Cross country preview
Kinnick, Yokota look to plug holes in lineups
By DAVE ORNAUER | STARS AND STRIPES Published: September 6, 2017
YOKOSUKA NAVAL BASE, Japan – Already a Far East track and field power, Nile C. Kinnick has seen some of that success translate over to the cross country courses in recent times.
The question for coach Luke Voth and the Red Devils is, do they have enough depth to keep up that recent run, which included a Far East Division I cross country school banner, Kinnick’s first in 11 years?

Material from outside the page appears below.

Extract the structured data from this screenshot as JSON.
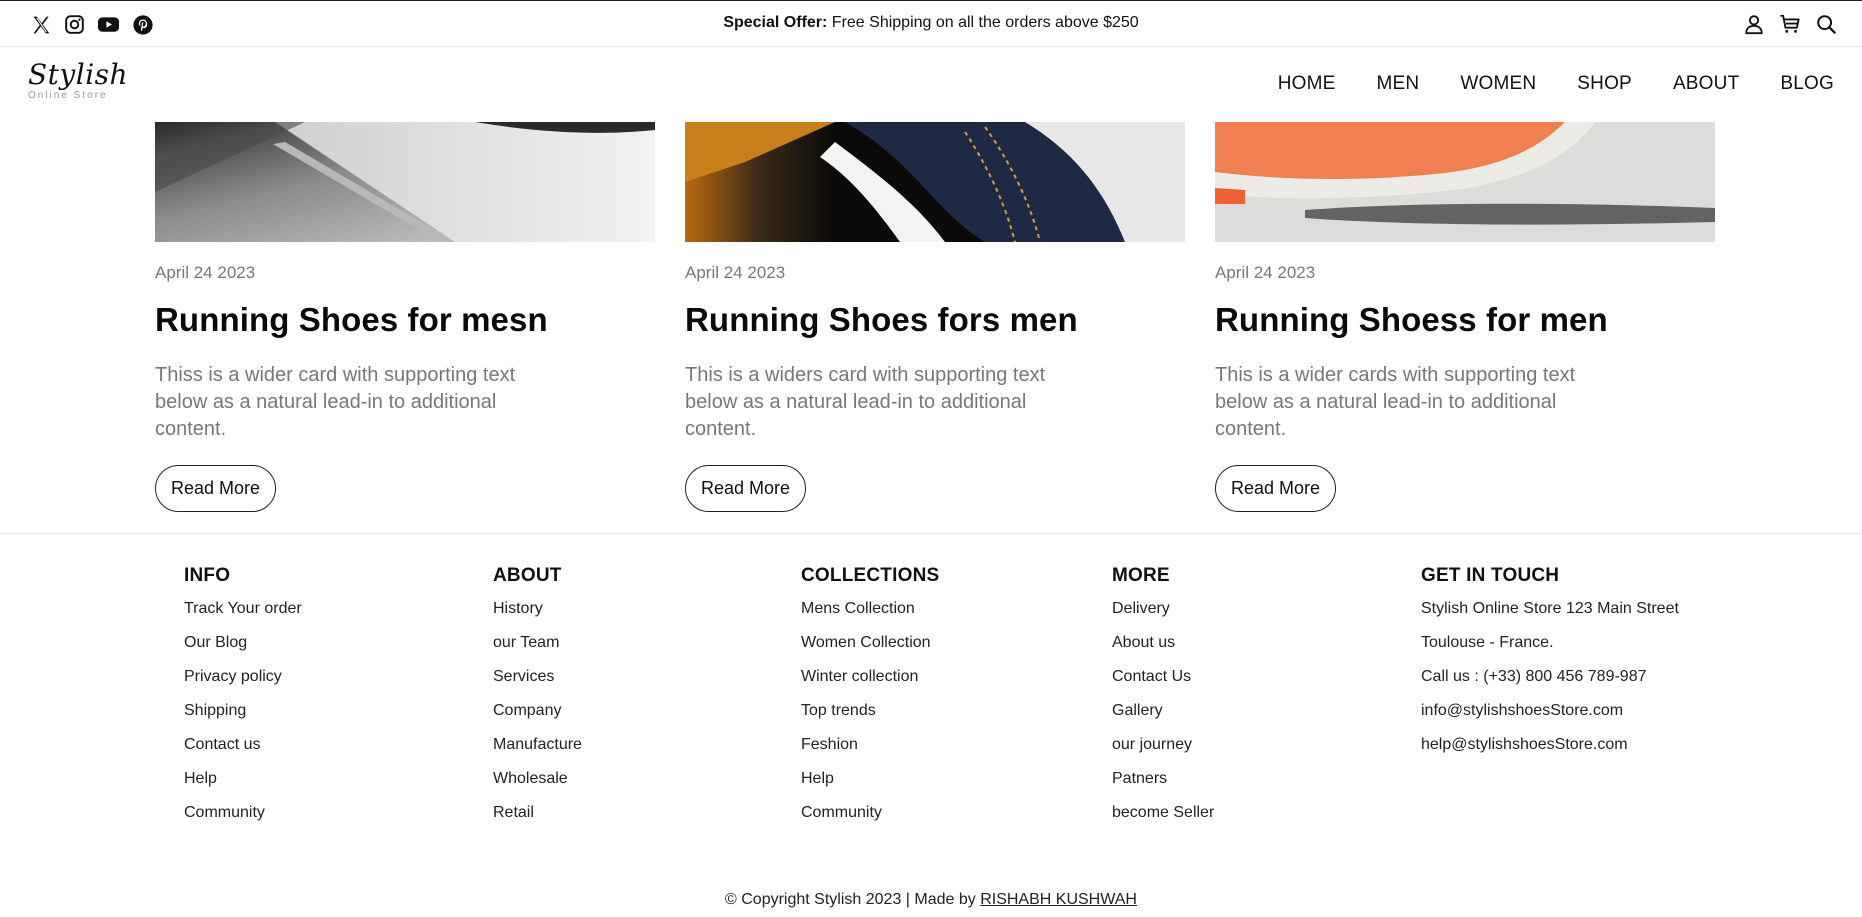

“We have to find a couple more (runners), then we’ll be competitive,” Voth said.
Fast runners finishing at the top or near it can garner the headlines; Akimanzi Siibo, a junior, was Kinnick’s highest-placing runner in last November’s Far East boys meet, third.
But it requires depth, a solid group of five runners, for a team to bring home team honors, Voth said.
It was the Red Devils’ boys who set the pace to that long-sought school banner a year ago, with Siibo and the graduated Jerry Lotz leading the way. This year, it may be the girls’ turn, with sophomore Rissa Eilmes and seniors Erin Stonebarger and Taryn Cates-Beier the headliners.
“We have some cachet among the girls; we’re just waiting for a couple more” to fill out the lineup, Voth said.
With Lotz gone, the Red Devils boys “definitely have some building to do, but I do have a plethora of young kids,” Voth said. “I’m not sure if we’ll win anything, but it will be fun to watch them develop.”
Meanwhile, a face from Kinnick’s tennis team moves over to the cross country courses – Ryan Posthumus, a senior, will try his hand for the first time. A transfer from Seoul American, Nathan Scheidt, a junior, is running for his third school in three years.
Even though the girls ranks are top heavy, Stonebarger said the Red Devils are hoping for a fifth runner “to show up and run. Right now, we’re still pretty good,” she said.
Yokota, the reigning Far East Division II champion, also feels it could be a good bet for a repeat run, but it also depends on who emerges behind the front-line stars, coach Dan Galvin said.
“There’s a lot of competition, good numbers,” Galvin said of a team that had 33 try out from a school enrollment of just around 300. “The boys could potentially be very good. The girls are running in a good group and are dedicated.”
Sophomore Mickey Galvin, younger brother of former Far East champion Danny Galvin is back, and joined by newcomer Jarod Swain, a senior. Swain’s sister, Emily, a sophomore, bolsters a girls lineup already featuring senior Allona Bariring.
“If they (girls) can move up as a group and if the boys perform as I expect, we’ll be right in the D-II mix,” Galvin said.